What to produce — Check each line below for the word "icon", and copy those that have it.

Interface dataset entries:
----------------------------------------

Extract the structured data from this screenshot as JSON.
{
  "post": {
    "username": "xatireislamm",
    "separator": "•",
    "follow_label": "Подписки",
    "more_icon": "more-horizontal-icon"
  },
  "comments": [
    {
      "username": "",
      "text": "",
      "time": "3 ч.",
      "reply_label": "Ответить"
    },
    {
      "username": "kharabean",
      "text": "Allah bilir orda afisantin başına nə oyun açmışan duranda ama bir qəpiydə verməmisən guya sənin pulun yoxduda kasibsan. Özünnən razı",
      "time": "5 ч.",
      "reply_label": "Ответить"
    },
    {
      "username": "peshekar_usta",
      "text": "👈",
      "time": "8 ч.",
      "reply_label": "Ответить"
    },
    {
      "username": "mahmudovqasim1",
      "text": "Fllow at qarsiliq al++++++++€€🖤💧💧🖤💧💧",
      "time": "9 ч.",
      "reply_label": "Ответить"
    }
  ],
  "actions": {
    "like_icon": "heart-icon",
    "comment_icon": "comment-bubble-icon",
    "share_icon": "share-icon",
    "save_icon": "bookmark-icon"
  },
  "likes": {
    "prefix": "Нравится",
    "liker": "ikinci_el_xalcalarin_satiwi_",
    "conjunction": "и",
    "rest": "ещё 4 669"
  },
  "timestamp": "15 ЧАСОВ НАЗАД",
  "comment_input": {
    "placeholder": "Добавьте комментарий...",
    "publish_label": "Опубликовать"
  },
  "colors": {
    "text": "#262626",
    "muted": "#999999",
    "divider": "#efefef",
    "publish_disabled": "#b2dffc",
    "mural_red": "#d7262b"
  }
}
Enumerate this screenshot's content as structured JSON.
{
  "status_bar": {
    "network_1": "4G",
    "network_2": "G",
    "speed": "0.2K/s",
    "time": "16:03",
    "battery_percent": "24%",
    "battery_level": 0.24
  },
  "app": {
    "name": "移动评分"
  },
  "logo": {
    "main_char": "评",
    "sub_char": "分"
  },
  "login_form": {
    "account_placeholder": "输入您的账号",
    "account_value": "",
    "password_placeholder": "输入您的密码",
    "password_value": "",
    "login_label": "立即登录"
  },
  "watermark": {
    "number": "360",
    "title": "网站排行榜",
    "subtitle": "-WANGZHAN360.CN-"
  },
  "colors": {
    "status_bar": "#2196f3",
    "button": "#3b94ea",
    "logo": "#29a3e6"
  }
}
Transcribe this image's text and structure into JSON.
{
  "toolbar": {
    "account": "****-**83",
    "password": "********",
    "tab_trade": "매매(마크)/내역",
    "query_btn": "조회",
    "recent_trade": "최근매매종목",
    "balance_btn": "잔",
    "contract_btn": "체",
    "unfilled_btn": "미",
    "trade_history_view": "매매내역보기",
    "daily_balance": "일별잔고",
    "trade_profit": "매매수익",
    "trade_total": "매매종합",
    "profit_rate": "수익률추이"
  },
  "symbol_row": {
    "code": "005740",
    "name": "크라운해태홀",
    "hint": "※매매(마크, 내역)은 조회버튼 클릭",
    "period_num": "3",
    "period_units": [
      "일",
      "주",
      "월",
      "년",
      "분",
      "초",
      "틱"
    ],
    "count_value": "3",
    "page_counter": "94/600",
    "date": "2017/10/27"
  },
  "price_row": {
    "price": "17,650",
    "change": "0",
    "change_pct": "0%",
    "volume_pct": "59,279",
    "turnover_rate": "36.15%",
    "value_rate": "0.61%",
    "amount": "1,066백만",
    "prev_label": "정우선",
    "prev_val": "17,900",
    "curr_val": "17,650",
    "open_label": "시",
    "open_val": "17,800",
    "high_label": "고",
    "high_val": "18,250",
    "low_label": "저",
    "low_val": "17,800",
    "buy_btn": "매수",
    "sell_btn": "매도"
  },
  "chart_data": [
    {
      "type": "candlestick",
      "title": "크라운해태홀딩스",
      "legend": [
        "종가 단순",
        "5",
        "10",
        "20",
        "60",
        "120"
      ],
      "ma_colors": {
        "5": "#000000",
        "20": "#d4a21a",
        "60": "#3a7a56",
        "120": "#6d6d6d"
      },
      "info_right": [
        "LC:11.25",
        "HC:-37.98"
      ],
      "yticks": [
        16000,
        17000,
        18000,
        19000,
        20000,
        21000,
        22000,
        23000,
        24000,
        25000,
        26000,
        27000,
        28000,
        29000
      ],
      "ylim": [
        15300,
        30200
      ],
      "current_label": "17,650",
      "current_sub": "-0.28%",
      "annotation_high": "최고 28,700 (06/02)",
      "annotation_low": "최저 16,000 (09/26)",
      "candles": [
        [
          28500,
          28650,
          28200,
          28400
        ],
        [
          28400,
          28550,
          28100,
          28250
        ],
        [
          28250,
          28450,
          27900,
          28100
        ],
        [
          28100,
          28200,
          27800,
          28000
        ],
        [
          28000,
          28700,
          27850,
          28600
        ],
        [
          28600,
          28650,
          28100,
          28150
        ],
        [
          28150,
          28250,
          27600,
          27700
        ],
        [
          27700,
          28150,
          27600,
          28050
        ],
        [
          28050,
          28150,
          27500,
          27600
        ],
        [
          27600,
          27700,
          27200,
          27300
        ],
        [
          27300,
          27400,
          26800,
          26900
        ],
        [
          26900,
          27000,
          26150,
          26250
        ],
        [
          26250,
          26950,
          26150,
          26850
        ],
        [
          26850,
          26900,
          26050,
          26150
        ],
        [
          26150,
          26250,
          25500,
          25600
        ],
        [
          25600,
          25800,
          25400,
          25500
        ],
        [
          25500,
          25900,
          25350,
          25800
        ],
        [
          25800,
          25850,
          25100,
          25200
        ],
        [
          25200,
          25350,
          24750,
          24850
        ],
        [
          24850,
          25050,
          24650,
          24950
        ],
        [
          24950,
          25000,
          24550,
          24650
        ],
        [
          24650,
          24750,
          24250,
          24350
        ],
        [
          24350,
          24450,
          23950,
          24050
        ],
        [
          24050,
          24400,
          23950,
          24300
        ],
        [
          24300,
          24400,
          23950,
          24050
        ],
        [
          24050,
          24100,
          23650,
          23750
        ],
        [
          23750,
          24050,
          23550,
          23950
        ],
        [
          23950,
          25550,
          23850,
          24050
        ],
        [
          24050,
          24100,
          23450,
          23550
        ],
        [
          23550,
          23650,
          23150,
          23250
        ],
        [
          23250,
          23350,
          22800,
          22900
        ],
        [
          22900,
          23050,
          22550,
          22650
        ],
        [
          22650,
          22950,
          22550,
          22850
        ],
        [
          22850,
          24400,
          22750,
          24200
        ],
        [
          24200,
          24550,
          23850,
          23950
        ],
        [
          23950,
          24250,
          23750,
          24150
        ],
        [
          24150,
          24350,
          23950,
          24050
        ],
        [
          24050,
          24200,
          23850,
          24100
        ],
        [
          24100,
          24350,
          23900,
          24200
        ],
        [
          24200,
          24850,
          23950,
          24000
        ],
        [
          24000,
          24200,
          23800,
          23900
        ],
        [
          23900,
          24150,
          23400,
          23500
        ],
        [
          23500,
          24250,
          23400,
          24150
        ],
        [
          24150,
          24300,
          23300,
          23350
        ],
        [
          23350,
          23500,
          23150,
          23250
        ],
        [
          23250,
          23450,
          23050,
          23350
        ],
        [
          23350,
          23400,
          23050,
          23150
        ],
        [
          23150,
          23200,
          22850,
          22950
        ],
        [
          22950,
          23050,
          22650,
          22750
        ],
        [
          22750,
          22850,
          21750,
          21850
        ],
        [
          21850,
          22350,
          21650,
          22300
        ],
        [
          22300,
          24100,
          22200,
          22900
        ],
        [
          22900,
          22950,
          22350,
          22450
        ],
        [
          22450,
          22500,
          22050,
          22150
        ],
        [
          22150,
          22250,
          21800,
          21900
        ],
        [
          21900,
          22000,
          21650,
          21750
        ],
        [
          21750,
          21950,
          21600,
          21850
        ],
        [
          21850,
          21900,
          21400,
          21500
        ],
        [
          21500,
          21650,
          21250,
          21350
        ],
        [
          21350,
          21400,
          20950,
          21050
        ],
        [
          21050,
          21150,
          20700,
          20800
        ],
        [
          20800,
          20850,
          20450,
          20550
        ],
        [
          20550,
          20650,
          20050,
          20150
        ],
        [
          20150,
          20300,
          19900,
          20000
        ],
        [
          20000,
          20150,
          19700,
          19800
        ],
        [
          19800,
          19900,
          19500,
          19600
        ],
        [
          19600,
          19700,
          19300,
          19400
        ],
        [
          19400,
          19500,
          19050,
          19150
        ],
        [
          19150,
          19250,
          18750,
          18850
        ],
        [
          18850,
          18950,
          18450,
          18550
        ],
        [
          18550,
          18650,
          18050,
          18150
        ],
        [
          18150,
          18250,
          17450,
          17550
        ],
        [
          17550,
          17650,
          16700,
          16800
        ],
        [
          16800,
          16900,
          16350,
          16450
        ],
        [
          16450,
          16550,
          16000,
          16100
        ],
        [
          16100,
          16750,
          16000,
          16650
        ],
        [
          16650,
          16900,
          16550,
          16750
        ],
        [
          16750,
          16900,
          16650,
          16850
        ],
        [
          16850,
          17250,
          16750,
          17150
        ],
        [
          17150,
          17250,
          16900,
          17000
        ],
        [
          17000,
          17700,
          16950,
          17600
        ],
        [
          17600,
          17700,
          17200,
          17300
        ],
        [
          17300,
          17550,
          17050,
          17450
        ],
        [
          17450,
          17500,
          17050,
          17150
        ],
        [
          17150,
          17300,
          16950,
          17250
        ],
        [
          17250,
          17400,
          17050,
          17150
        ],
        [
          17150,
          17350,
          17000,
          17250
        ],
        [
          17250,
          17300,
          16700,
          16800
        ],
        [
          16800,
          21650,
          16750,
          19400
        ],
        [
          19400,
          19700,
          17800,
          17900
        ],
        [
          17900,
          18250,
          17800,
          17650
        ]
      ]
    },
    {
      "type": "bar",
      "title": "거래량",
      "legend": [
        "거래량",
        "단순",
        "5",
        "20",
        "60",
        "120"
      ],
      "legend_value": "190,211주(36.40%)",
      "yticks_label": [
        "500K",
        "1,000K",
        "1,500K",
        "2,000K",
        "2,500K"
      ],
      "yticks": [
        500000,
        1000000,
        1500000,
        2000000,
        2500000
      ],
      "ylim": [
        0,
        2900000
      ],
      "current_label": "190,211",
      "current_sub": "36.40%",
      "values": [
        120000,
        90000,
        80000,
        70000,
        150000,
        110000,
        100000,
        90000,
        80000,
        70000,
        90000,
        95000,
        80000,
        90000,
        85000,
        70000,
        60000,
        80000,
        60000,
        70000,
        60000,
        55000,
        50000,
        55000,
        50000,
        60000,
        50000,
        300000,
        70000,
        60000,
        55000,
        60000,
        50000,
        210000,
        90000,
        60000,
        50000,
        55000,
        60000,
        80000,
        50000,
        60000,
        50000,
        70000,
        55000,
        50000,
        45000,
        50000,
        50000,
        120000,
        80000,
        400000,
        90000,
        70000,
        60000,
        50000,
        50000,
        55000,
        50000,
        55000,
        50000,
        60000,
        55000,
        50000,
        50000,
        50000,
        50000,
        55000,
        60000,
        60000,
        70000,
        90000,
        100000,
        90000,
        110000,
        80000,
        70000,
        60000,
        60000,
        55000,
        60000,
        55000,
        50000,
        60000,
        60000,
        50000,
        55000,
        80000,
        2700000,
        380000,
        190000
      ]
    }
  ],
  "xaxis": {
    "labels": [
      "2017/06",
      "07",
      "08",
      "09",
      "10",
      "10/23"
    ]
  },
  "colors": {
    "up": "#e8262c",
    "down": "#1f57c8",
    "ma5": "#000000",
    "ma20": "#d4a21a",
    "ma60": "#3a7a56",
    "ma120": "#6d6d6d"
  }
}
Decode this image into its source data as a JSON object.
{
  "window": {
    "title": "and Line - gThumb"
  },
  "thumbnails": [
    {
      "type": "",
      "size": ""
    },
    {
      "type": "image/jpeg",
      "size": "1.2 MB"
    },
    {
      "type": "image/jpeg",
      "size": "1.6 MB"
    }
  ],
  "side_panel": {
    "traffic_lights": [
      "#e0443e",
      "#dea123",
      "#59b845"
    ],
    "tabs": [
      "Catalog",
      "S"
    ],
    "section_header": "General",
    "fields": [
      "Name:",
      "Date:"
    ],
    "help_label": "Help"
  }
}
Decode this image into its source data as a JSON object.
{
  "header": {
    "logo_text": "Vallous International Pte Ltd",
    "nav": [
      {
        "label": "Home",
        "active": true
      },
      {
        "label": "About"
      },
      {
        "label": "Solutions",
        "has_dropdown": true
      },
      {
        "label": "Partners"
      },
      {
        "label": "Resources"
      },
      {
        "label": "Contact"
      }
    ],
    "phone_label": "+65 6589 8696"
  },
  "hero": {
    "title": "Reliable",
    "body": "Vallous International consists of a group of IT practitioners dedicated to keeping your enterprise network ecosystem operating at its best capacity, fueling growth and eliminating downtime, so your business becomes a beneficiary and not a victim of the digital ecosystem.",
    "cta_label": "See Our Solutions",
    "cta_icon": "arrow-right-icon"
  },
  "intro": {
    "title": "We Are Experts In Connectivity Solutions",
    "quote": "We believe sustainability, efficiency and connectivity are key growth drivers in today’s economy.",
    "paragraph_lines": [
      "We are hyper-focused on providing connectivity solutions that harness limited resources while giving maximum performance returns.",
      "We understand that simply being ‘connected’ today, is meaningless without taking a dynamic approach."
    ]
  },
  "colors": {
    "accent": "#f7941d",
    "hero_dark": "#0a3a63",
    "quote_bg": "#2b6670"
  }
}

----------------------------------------

Task solution —
    "more_icon": "more-horizontal-icon"
    "like_icon": "heart-icon",
    "comment_icon": "comment-bubble-icon",
    "share_icon": "share-icon",
    "save_icon": "bookmark-icon"
    "cta_icon": "arrow-right-icon"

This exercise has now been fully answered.